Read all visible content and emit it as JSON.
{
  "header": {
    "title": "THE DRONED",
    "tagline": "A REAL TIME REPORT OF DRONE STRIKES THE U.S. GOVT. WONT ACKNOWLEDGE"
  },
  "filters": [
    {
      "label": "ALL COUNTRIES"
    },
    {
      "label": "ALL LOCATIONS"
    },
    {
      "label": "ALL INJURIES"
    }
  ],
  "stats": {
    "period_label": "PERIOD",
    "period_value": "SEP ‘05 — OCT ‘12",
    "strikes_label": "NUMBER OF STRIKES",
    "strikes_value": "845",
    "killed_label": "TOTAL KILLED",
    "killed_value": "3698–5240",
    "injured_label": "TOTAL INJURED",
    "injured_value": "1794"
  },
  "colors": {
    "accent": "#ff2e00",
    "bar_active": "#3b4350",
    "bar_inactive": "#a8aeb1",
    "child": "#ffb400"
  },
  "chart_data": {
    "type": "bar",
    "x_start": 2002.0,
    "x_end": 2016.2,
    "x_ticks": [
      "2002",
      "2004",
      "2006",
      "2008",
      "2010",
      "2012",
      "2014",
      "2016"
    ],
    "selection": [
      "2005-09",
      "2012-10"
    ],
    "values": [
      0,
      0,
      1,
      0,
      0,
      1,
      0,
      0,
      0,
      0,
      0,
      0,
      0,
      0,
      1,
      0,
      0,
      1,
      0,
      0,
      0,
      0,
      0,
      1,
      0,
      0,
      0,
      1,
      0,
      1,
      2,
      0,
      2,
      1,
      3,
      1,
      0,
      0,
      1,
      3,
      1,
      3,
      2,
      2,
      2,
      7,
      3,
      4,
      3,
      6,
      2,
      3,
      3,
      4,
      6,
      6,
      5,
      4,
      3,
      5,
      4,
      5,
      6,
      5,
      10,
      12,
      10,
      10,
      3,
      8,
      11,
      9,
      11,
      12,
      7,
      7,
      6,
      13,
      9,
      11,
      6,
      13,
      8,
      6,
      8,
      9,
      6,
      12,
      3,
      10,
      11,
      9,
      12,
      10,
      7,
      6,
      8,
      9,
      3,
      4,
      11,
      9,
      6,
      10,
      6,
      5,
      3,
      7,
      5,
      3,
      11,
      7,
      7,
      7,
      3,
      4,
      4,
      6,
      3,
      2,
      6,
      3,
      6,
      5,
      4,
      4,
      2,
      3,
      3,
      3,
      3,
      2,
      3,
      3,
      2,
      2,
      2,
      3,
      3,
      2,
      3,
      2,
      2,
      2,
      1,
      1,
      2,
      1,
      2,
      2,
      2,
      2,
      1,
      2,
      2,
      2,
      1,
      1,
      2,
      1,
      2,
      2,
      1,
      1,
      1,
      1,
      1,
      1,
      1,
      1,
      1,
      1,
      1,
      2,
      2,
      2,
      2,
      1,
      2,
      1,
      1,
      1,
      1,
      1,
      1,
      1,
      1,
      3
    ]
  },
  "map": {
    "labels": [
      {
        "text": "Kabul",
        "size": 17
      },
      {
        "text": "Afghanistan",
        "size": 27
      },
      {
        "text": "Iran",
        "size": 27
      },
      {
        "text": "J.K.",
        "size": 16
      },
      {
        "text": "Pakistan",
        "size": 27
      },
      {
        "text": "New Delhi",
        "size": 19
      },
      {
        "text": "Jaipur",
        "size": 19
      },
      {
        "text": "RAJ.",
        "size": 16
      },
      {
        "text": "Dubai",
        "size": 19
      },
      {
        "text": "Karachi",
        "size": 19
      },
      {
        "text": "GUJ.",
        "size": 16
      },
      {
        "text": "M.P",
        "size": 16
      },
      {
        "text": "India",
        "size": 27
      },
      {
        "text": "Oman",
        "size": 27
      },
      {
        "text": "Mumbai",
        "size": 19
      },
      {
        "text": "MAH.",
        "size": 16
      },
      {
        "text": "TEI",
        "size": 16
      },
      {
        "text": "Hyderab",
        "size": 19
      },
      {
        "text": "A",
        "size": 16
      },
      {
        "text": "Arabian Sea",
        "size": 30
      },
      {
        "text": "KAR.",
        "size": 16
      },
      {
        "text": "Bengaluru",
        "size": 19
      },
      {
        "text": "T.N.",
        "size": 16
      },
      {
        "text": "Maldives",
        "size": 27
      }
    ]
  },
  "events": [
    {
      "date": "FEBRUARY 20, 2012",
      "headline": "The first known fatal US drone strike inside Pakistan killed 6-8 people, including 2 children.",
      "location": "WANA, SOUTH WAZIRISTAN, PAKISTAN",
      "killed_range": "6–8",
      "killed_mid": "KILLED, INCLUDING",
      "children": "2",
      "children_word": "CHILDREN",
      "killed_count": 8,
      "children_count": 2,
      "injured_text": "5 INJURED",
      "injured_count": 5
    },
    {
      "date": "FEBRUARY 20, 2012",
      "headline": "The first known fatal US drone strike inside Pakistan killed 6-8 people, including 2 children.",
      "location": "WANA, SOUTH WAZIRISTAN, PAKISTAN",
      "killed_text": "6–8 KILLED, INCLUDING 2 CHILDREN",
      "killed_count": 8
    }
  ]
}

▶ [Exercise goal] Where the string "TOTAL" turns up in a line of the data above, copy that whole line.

▶ [Exercise solution]
    "killed_label": "TOTAL KILLED",
    "injured_label": "TOTAL INJURED",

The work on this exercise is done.